Does the program you're considering focus on specific proficiencies?

Business language learners need to learn in the context of real-life situations. “Pronunciation and grammar are important, but they are only tools for the true goal, which is communication,” says Walls. “The focus should always be on how to behave in representative situations.” For example? Booking train tickets. A transaction at a bank. Introducing a presentation in your hosts' language before switching back to English.

Who teaches?

The ideal answer: a native speaker with teaching credentials. (Instructors in the Foreign Service program must also have qualifications in a career such as journalism, law, science or diplomacy.)

Who's in charge?

Teachers are like airline pilots: they may be steering the machine, but it's the client who decides where to go. The concept is expressed in the field of “andragogy,” which postulates that the best learning happens when adults understand the value of what they are studying, participate in setting their own objectives and approach learning as problem-solving.

What's the class size?

In general, smaller is better. But beware of classes so small that they lump together students at different competency levels.

Is there a cultural component?

“You can't get by without knowing cultural things, like the rules of negotiation,” says Rubin. To that end, Charest recommends living with a family that speaks the language you are studying. “When an executive goes to Quebec City to learn French and stays in a hotel, to me that's wasted time,” she says. “To have that integration: into food, into way of life, is part of a language. The best way to do it is really a combination of living with a family integrated in the culture and also some classroom training.”

True communication trumps technical proficiency every time.
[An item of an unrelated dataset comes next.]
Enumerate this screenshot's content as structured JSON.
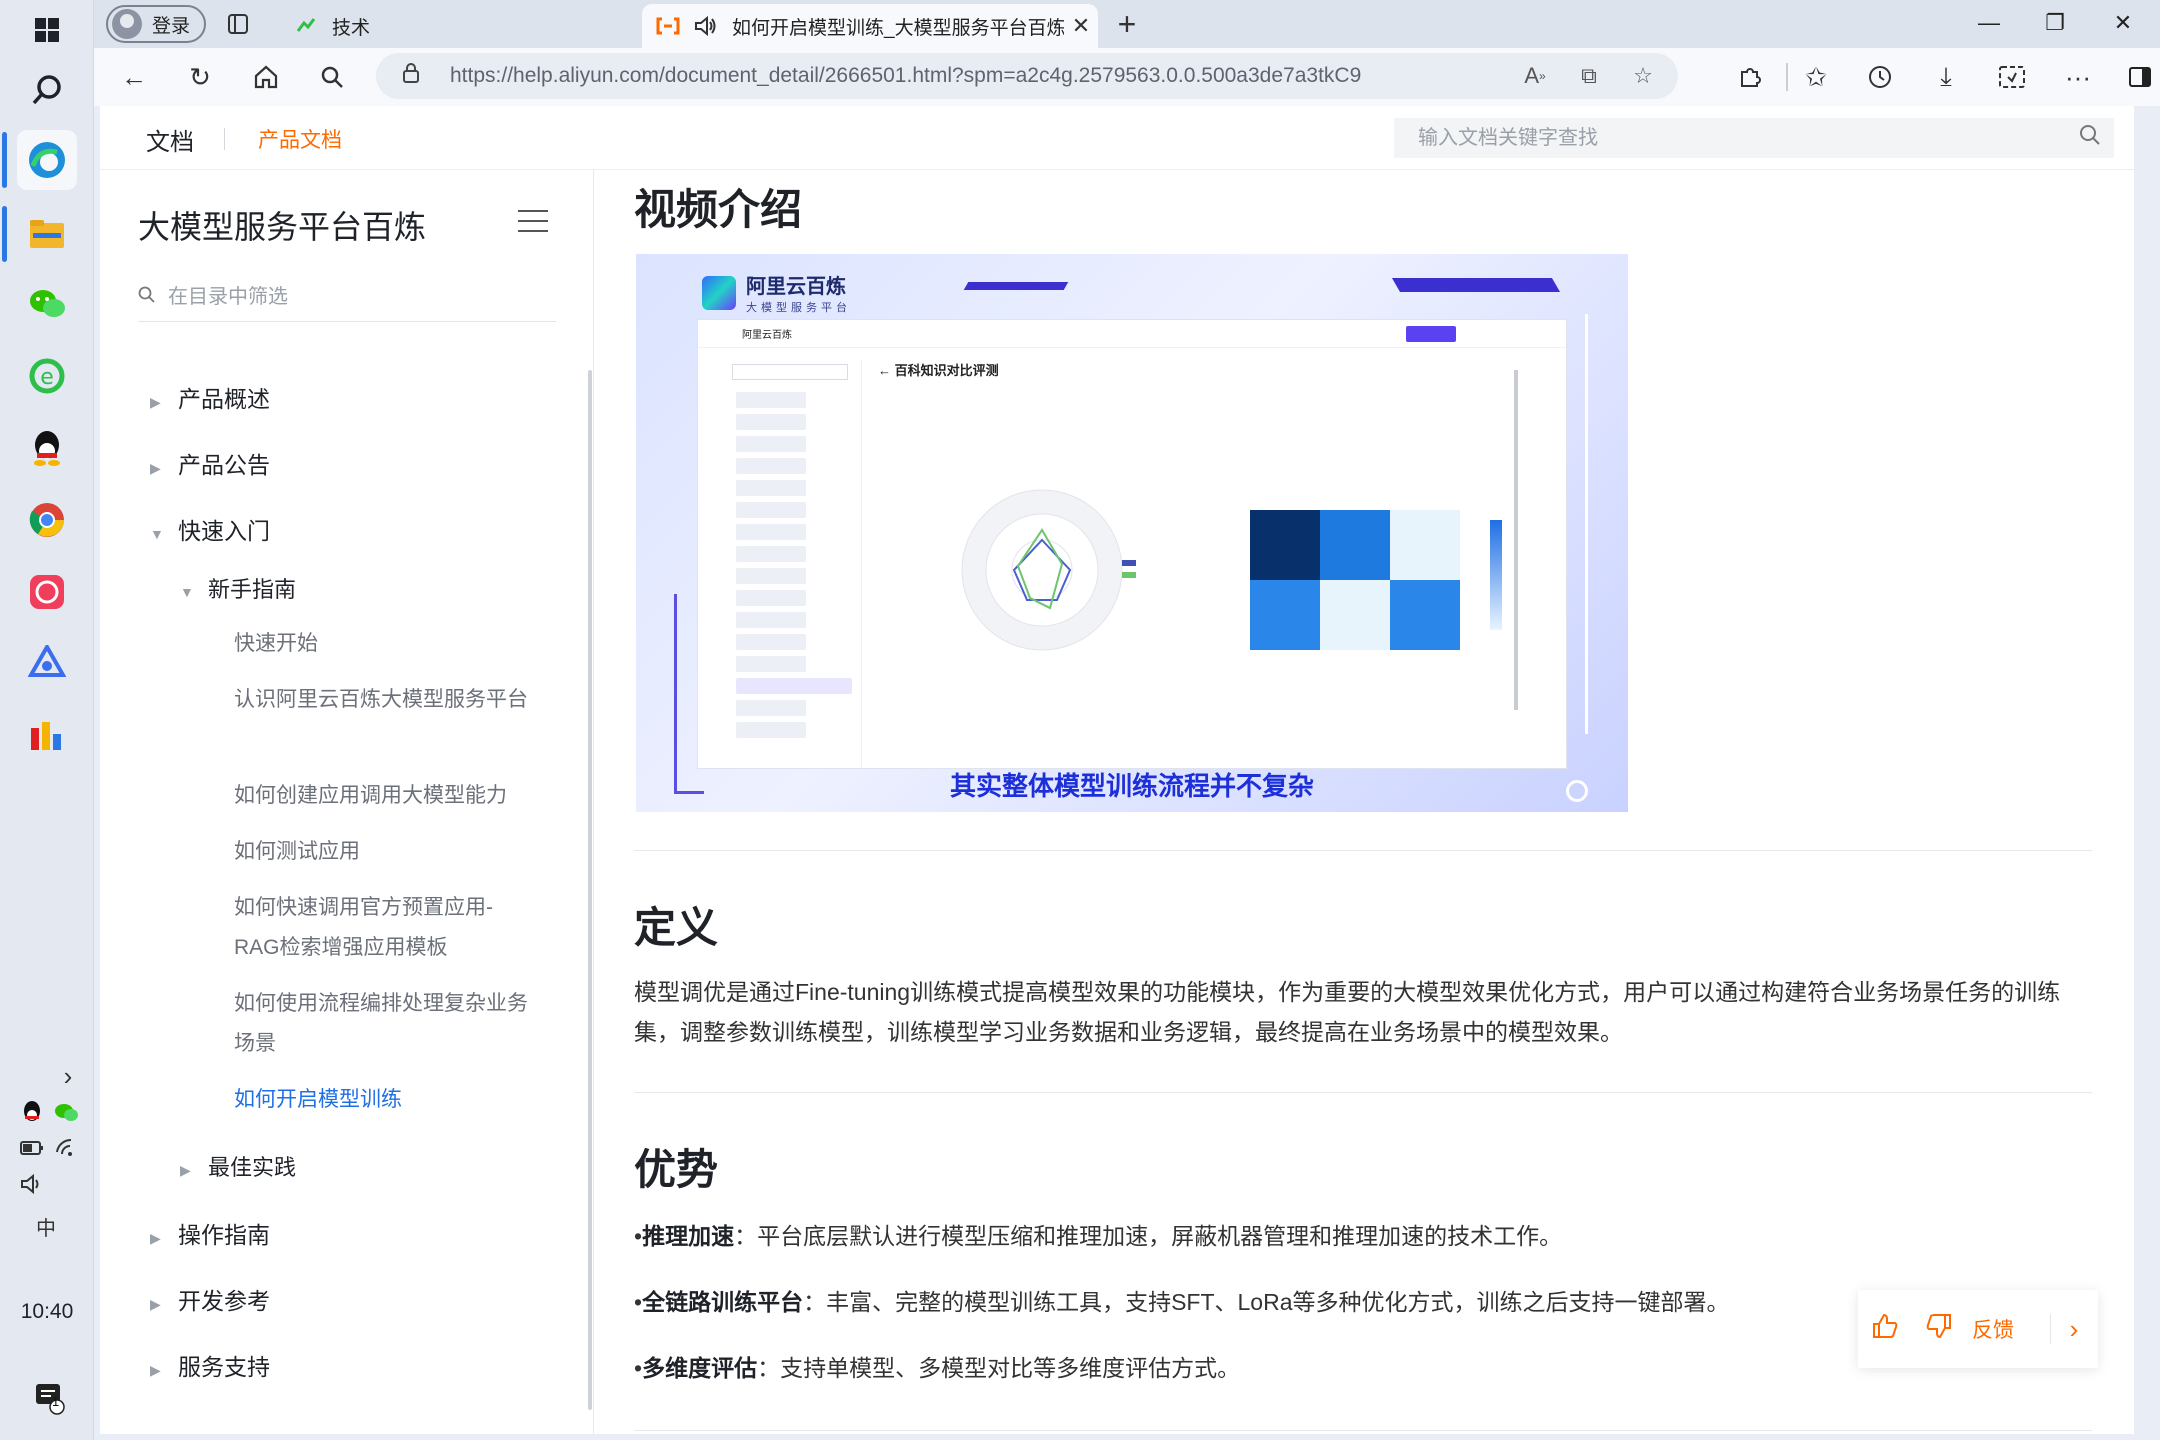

After all, as Walls puts it: “It's of questionable virtue to use perfect pronunciation and flawless grammar to say something ridiculous.”